Records for processing: Begin

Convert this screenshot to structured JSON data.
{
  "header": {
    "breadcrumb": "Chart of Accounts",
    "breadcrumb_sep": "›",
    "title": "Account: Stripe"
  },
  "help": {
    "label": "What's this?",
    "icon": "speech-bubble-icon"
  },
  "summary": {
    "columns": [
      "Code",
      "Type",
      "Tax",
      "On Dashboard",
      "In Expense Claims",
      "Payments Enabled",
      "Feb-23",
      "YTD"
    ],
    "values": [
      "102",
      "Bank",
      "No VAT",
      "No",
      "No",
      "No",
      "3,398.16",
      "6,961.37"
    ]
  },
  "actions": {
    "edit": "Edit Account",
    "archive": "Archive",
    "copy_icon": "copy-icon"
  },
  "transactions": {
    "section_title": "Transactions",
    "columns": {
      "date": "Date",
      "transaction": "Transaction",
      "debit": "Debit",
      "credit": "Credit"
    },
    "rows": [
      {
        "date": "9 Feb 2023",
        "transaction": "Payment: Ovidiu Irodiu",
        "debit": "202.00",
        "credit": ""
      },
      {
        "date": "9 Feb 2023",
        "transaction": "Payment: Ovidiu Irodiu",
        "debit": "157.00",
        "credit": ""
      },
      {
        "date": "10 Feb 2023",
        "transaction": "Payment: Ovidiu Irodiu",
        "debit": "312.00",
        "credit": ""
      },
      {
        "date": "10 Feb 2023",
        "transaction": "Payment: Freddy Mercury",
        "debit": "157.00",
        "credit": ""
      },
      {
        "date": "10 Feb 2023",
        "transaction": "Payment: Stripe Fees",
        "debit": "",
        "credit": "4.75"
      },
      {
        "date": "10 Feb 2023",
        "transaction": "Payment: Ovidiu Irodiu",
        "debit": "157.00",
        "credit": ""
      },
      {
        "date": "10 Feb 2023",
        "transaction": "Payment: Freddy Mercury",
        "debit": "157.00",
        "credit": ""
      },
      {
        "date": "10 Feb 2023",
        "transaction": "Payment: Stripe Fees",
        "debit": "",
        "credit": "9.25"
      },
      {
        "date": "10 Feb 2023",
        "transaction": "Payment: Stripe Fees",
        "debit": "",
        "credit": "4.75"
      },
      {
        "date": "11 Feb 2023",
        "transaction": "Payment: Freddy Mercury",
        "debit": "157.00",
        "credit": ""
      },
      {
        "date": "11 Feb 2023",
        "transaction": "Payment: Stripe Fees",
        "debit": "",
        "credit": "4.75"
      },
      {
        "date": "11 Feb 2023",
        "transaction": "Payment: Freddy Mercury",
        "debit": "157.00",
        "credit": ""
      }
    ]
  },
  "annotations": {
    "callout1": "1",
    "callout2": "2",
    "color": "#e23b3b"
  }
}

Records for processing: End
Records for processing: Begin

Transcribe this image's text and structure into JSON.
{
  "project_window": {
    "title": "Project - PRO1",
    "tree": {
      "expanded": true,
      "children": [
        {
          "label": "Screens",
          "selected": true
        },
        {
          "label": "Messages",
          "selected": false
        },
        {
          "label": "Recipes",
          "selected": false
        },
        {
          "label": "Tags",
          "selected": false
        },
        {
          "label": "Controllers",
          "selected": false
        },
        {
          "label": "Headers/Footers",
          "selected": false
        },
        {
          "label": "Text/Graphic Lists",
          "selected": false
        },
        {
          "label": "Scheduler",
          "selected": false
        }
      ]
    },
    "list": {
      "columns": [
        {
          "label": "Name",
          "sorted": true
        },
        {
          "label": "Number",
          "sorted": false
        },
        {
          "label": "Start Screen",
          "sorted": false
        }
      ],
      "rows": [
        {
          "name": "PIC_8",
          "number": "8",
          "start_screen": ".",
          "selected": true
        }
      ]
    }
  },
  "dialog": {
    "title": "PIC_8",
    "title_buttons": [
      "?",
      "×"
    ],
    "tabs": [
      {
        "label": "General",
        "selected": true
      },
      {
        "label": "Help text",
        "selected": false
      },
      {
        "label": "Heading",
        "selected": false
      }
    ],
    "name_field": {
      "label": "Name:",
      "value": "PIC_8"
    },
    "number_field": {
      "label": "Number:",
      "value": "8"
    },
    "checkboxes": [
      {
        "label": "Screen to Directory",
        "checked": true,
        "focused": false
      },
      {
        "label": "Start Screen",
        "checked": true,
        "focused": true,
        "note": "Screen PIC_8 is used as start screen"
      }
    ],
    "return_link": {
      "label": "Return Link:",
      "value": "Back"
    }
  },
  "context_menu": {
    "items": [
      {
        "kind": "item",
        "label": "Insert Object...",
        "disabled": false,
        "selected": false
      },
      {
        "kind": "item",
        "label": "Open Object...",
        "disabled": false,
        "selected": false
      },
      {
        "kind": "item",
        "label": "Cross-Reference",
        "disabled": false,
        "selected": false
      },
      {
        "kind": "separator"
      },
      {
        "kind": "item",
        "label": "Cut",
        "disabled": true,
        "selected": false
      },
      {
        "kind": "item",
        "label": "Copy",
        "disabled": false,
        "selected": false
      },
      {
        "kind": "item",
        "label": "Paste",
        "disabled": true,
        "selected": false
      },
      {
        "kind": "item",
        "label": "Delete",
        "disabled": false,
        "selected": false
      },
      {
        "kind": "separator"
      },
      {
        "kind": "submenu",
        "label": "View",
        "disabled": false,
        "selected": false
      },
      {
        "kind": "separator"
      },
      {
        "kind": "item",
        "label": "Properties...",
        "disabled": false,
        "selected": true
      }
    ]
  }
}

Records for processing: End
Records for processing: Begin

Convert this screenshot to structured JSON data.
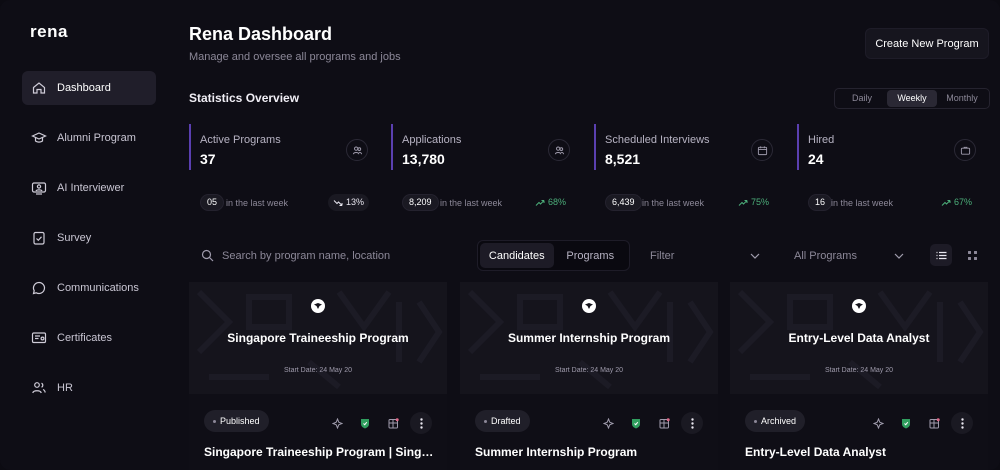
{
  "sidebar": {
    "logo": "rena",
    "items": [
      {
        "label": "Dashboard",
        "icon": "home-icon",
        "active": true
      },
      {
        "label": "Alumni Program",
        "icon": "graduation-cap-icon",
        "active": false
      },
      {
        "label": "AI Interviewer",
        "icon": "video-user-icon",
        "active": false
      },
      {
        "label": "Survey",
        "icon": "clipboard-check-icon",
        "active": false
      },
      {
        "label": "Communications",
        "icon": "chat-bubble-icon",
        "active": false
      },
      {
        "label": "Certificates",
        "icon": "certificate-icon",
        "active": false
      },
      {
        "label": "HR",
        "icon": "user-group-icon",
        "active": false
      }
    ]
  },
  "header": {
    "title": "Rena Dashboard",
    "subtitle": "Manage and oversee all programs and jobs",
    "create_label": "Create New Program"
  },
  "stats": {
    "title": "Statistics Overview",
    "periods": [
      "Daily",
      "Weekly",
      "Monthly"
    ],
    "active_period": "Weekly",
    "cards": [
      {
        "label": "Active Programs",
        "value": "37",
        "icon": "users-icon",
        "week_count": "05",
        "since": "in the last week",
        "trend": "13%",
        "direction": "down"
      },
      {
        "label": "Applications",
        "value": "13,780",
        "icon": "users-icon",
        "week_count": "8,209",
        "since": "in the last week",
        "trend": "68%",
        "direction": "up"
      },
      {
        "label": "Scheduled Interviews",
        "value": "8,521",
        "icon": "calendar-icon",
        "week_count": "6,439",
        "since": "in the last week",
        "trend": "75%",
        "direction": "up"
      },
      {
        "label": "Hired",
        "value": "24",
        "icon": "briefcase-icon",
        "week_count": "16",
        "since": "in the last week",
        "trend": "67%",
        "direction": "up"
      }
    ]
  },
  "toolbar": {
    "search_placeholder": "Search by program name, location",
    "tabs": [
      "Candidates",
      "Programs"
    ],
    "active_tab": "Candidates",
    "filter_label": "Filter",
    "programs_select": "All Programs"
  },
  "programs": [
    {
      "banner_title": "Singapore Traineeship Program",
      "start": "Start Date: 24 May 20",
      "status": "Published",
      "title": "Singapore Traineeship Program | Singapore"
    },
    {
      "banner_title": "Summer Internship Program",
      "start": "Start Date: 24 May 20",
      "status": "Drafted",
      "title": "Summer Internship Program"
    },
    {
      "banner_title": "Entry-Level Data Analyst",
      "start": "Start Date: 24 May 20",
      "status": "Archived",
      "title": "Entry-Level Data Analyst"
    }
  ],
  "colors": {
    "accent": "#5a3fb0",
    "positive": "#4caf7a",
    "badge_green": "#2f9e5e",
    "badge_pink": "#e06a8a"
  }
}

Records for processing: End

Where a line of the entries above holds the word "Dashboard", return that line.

§ **Response box**:
      "On Dashboard",
        "label": "Dashboard",
    "title": "Rena Dashboard",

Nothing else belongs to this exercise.